§ **ACTIVITY**
Scan the records for the word "Display". Report each line where it occurs.

++++++++++

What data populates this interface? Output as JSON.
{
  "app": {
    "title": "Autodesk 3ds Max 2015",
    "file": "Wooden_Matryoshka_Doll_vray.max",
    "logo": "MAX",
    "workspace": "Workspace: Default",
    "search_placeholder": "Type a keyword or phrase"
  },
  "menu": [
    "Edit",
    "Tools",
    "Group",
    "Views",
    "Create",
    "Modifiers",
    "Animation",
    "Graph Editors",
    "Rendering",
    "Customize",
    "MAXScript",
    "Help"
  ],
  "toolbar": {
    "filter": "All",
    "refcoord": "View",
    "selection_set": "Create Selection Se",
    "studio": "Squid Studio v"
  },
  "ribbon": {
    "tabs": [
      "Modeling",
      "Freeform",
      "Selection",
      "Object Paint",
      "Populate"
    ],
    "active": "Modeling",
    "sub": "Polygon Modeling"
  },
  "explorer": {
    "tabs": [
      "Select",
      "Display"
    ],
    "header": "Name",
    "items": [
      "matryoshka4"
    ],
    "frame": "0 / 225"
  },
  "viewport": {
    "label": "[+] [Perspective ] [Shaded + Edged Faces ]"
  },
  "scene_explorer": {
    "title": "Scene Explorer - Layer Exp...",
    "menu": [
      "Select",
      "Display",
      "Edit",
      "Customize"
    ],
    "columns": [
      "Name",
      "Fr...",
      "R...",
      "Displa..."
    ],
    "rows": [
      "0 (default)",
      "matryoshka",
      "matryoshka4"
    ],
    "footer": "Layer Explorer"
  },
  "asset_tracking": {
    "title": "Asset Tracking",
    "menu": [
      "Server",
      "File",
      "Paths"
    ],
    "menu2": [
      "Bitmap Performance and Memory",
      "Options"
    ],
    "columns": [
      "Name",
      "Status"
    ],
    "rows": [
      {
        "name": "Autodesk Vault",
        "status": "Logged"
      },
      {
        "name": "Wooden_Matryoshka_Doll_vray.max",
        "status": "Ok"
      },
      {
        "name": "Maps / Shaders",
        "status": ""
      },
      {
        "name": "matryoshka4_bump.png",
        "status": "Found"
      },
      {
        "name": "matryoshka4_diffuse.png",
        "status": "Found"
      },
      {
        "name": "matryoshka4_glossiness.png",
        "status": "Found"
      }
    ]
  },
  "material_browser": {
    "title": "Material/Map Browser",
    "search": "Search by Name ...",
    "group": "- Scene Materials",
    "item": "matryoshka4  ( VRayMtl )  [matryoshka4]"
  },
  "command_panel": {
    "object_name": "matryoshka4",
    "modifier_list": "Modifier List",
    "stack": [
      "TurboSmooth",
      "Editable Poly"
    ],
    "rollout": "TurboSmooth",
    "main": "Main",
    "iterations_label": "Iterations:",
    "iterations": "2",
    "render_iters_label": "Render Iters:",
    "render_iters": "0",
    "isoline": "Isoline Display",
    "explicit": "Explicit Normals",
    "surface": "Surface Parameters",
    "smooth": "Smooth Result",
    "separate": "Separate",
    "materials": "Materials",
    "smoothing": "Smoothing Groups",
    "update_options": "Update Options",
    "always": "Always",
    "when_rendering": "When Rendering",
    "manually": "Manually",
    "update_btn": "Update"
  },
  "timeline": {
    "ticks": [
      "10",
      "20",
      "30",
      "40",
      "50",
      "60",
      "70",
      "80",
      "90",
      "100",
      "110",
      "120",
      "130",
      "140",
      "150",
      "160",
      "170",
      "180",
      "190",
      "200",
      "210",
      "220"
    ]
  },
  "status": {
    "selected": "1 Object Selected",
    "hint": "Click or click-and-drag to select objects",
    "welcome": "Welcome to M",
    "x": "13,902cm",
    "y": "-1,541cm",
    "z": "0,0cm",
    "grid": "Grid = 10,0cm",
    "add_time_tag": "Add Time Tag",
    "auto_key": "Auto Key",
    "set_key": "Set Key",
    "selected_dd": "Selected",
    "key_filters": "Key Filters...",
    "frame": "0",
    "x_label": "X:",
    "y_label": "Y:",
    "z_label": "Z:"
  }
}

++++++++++

§ **OUTPUT FOR THIS TASK**
      "Display"
      "Display",
    "isoline": "Isoline Display",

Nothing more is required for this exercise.